• WHAT YOU SHOULD DO: Each line below must be printed exactly as it stands.

*** DATASET EXCERPTS ***

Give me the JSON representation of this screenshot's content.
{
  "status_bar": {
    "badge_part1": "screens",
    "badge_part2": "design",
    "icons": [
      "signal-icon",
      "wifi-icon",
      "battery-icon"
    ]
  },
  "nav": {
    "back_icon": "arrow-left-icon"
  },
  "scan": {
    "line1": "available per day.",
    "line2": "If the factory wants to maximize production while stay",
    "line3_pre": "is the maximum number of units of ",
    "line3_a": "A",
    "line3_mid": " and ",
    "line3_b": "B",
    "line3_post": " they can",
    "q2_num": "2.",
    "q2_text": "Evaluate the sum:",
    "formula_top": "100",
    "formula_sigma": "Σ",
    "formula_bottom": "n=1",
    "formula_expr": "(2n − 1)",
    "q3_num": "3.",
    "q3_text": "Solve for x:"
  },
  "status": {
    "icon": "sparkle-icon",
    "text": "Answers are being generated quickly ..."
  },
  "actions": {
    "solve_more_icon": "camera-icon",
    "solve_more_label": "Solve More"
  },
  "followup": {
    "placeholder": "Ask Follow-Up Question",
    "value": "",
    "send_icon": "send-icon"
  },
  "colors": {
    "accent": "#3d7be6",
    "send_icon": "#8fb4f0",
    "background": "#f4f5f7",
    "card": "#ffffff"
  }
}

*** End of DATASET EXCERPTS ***

• ANSWER SECTION:
Give me the JSON representation of this screenshot's content.
{
  "status_bar": {
    "badge_part1": "screens",
    "badge_part2": "design",
    "icons": [
      "signal-icon",
      "wifi-icon",
      "battery-icon"
    ]
  },
  "nav": {
    "back_icon": "arrow-left-icon"
  },
  "scan": {
    "line1": "available per day.",
    "line2": "If the factory wants to maximize production while stay",
    "line3_pre": "is the maximum number of units of ",
    "line3_a": "A",
    "line3_mid": " and ",
    "line3_b": "B",
    "line3_post": " they can",
    "q2_num": "2.",
    "q2_text": "Evaluate the sum:",
    "formula_top": "100",
    "formula_sigma": "Σ",
    "formula_bottom": "n=1",
    "formula_expr": "(2n − 1)",
    "q3_num": "3.",
    "q3_text": "Solve for x:"
  },
  "status": {
    "icon": "sparkle-icon",
    "text": "Answers are being generated quickly ..."
  },
  "actions": {
    "solve_more_icon": "camera-icon",
    "solve_more_label": "Solve More"
  },
  "followup": {
    "placeholder": "Ask Follow-Up Question",
    "value": "",
    "send_icon": "send-icon"
  },
  "colors": {
    "accent": "#3d7be6",
    "send_icon": "#8fb4f0",
    "background": "#f4f5f7",
    "card": "#ffffff"
  }
}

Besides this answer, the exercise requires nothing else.